The actor/writer/director/social activist has started The Foundation to eradicate discrimination
Litfest: It may not be known if being in Bhutan made him happy, but what makes one of India’s most respected actors Rahul Bose happy is making others happy.
The actor, writer, director and social activist, who was in the capital for the literary fest, said that doing a job well without hurting anyone with excellence, integrity, and with compassion is what makes him happy. “The other thing that really makes me happy is to make others happy.”
Besides acting and sleeping less, Rahul Bose is equally involved in social causes and founded an NGO called The Foundation, which works towards removing all kinds of discrimination. What and why he does through The Foundation “stems from a love that I have for the world that I used to live in; I wouldn’t say it was totally non discriminatory but it was less than today.”
Rahul Bose recalls growing up in a Bombay that was not as discriminatory as it is now, saying ‘something broke in Bombay in ’92 after the riots. “The cosmopolitan nature of that city I think suffered an irreparable blow at that time and my first instinct was, caste, class and gender – all kinds of discrimination that exists abound in India,” he says. “So I was just looking at creating an NGO that would look at its long term goal of creating a world without discrimination; to try and create that, because it won’t happen in my time.”
The two things that his NGO does, he says, is find children from the poorest pockets of India and give them education in some of the best boarding schools in some other parts of the country. “So there’s a bridge built, they enter, not mainstream, but an idea of India that embraces them.”
The Foundation, he says, chose children from Andaman and Nicobar islands first, then from Kashmir and it would go to Manipur next. The other issue his NGO works with is survivors of child sexual abuse.
“Fifty three percent of children, according to a government estimate, are sexually abused; we find that somebody, who has been sexually abused, exercises a sort of self-discrimination, which we wanted to erase and these are the two things that we do out of the many things that we could do,” he says.

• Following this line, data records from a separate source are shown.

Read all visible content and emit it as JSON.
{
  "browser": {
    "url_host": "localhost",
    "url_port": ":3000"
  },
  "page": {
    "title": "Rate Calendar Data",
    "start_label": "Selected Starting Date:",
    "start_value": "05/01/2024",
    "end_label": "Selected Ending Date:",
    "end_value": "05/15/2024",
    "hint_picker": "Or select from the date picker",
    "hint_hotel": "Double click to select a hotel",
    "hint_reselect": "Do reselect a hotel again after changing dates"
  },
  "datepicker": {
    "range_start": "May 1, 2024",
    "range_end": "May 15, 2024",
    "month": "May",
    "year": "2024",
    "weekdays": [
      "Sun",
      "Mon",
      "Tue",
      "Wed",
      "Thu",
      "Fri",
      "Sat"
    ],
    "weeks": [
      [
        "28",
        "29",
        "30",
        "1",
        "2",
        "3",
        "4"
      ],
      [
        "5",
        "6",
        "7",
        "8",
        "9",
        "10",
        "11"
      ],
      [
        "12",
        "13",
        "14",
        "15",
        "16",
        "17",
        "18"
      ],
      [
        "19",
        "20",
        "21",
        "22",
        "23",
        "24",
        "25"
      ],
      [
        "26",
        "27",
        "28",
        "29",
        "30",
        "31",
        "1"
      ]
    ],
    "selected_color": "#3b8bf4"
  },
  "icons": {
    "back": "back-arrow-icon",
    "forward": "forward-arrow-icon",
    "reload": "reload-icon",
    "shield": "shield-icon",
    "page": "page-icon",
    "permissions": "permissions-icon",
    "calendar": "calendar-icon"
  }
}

On why he is ‘forever doing other things in other places for other people,’ Rahul Bose’s first response is, ‘I don’t know’ and after a thought, adds, “I just love doing it; no one forced me; no one asked me; no one advised me, nothing. I just started; it’s not that I come from an underprivileged background that I want to; nothing; I just, I don’t know but all I can say is that I’ll never stop doing it.”
And how does he manage to juggle all these roles. “I sleep less,” pat comes the reply, but doesn’t say how many hours he sleeps. Then he adds, “It’s a pleasure; I think a lot of people spend time resting and I don’t.”
But if one really pushes him on, which of these roles he most identifies with.
“I would say actor,” the 46-year-old says. “But we all have different roles in our lives; we can be obedient daughters, spoilt girlfriends, loyal friends and I just look at my life as different aspects of me and they’re all equally precious to me.”
Rahul Bose says just being somebody in a prominent position doesn’t meant you start wanting to do something for others or if it’s natural for actors to attach themselves to causes. “The philanthropic impulse can exist even in somebody very poor, they might not give money, but they might give their love,” he says. “Just because you’re somebody well known doesn’t mean you have do something for society; I spoke to an actress, who told me that, for her, her contribution to society is acting well.”
On using entertainment for education or creating awareness on social issues, the actor says that entertainment can only be done in subliminal message giver. “It can only give you a sense of what is possible but it cant actually do it; there is no escaping the fact that you have to be out there and do the actual work directly,” he says. “I also believe that a lot of cinema, that has a social cause behind it or whatever doesn’t do well because people can see that its trying to be preachy; the function of art is to tell a great story and then the next function is to educate; if at all it must.”
Rahul Bose, who is at times known for his alternate views and also criticised, keeps saying that one has to oscillate between a thick skin and a thin skin in life.
“You have to have your skin very thin and very receptive to the world when you are creating but when you finish and when you are expressing an opinion, your skin has to be thick,” he says.
“But you know, people who want to hate don’t require any reasons; I keep saying that if we knew we were so hated as people in public life, we wouldn’t get up in the morning, it would cripple me,” he says. “It would be like a punch to the solar plexus, you would just not be able to get up; some will love you, some will hate you. You have to take both with a great deal of respectful frivolity.”
By Sonam Pelden